We don't notice the small passings, but it's almost guaranteed we will look around one day and wonder where all of these groups have gone.
The end of an era passed Friday and it did so without much fanfare. But the death of the Friday night pasta dinners, served for 30 years at a local lodge, was bigger than turning off the stoves and folding up the tablecloths.
It signified a societal shift away from the community service organizations that have made our home towns a better place to live for as long as most of us can remember. There are at least a dozen such service organizations that most of us can rattle off without even pausing to think. Elks, Shriners, Moose, Rotary, Professional Business Women, Sons and Daughters of Italy and the list goes on and on, varying from one town or city to the next.
They all rely on volunteers to staff fundraisers, which in turn support members of the community who need extra help.
For most of our country's recent history, those organizations also served as social hubs — places for men and women to have fellowship and fun, to gather and work together toward a common goal. They were a source of pride, with many involving special membership requirements.
And most still exist, but it's a struggle to get new members as old members pass away. And it's a big struggle to get young members — the organization's future — involved at even close to the same level as the members these organizations are losing.
No one is exactly sure why. Is technology keeping people home, allowing them to connect in the cyberworld, thus decreasing their need to connect in the real world? Are we working more? More self-centered? Busier? Less connected to our communities? More mobile?
All of those could be true or none of them. The reasons are probably as unique as each of us are.
But the net loss for society will be large. We can't even measure the impact of all of these groups that labor quietly out of the spotlight.
How many college students got their start from community-group based scholarships? How many charities were able to increase their reach from these groups' donations? How many beaches were cleaner, trees were planted, dinners were served? How many floats rolled through the streets during the hometown parades that remain a popular part of our culture?

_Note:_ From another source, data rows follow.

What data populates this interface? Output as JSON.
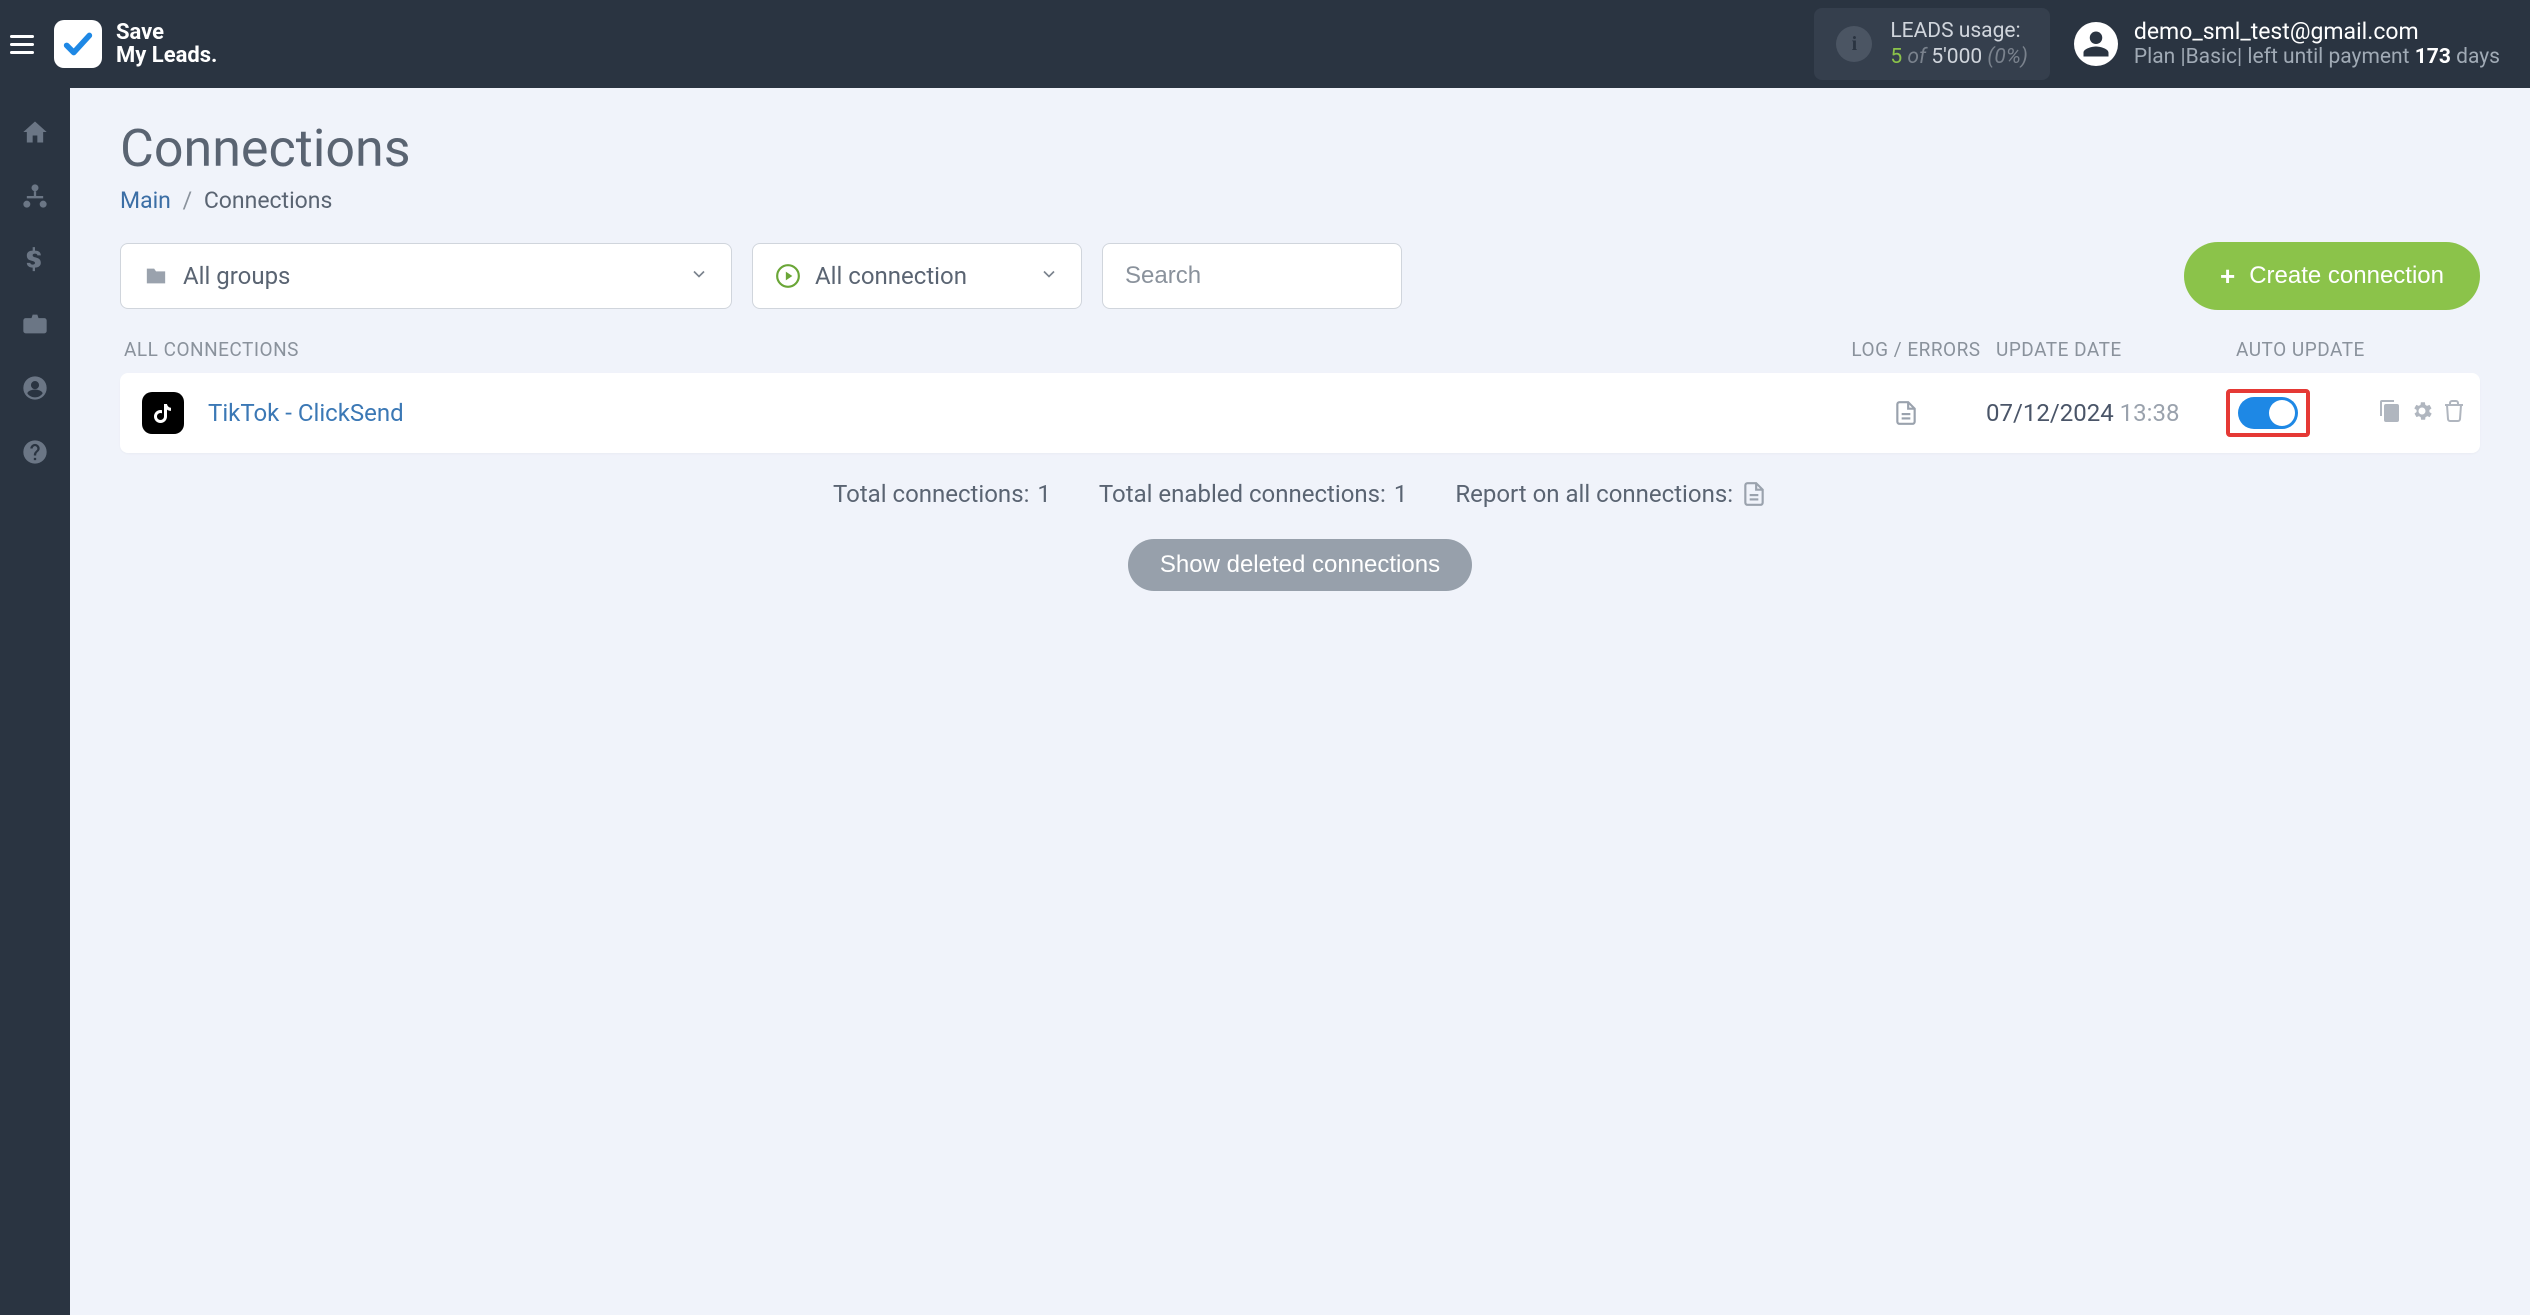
{
  "brand": {
    "line1": "Save",
    "line2": "My Leads."
  },
  "leads_widget": {
    "label": "LEADS usage:",
    "used": "5",
    "of_word": "of",
    "total": "5'000",
    "pct": "(0%)"
  },
  "user": {
    "email": "demo_sml_test@gmail.com",
    "plan_prefix": "Plan",
    "plan_name": "Basic",
    "until_text": "left until payment",
    "days_num": "173",
    "days_word": "days"
  },
  "page": {
    "title": "Connections",
    "breadcrumb_main": "Main",
    "breadcrumb_current": "Connections"
  },
  "filters": {
    "groups_label": "All groups",
    "status_label": "All connection",
    "search_placeholder": "Search"
  },
  "buttons": {
    "create": "Create connection",
    "show_deleted": "Show deleted connections"
  },
  "columns": {
    "name": "ALL CONNECTIONS",
    "log": "LOG / ERRORS",
    "date": "UPDATE DATE",
    "auto": "AUTO UPDATE"
  },
  "row": {
    "name": "TikTok - ClickSend",
    "date": "07/12/2024",
    "time": "13:38",
    "auto_update_on": true
  },
  "summary": {
    "total_label": "Total connections:",
    "total_value": "1",
    "enabled_label": "Total enabled connections:",
    "enabled_value": "1",
    "report_label": "Report on all connections:"
  }
}
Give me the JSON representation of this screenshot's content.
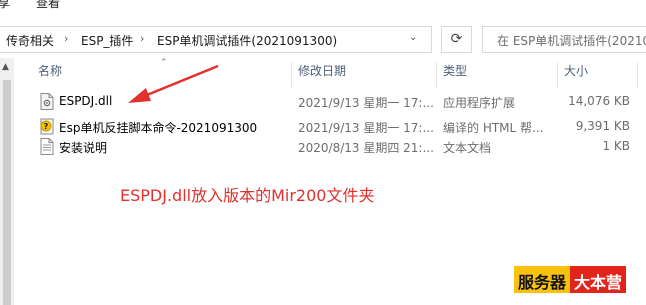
{
  "menu": {
    "items": [
      "享",
      "查看"
    ]
  },
  "breadcrumb": {
    "items": [
      "传奇相关",
      "ESP_插件",
      "ESP单机调试插件(2021091300)"
    ],
    "separator": "›"
  },
  "search": {
    "placeholder": "在 ESP单机调试插件(20210913"
  },
  "columns": {
    "name": "名称",
    "date": "修改日期",
    "type": "类型",
    "size": "大小"
  },
  "files": [
    {
      "name": "ESPDJ.dll",
      "date": "2021/9/13 星期一 17:...",
      "type": "应用程序扩展",
      "size": "14,076 KB",
      "icon": "dll-file-icon"
    },
    {
      "name": "Esp单机反挂脚本命令-2021091300",
      "date": "2021/9/13 星期一 17:...",
      "type": "编译的 HTML 帮...",
      "size": "9,391 KB",
      "icon": "chm-help-file-icon"
    },
    {
      "name": "安装说明",
      "date": "2020/8/13 星期四 21:...",
      "type": "文本文档",
      "size": "1 KB",
      "icon": "text-file-icon"
    }
  ],
  "annotation": {
    "text": "ESPDJ.dll放入版本的Mir200文件夹",
    "color": "#e2312c"
  },
  "watermark": {
    "left": "服务器",
    "right": "大本营"
  }
}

As you read this, the local Sons and Daughters of Italy have served their last dinner at their lodge on a small street in Fort Walton Beach. They've washed their last pot, served their last plate of spaghetti, wiped down their last red and white tablecloth. They have graciously, if sadly, accepted that they no longer have the membership to feed the masses, or the masses left to serve.
And most of us won't notice, yet. We don't notice the small passings, but it's almost guaranteed we will look around one day and wonder where all of these groups have gone. And there's no doubt that our towns will be poorer in their absence.
REPRINTED FROM THE NORTHWEST FLORIDA DAILY NEWS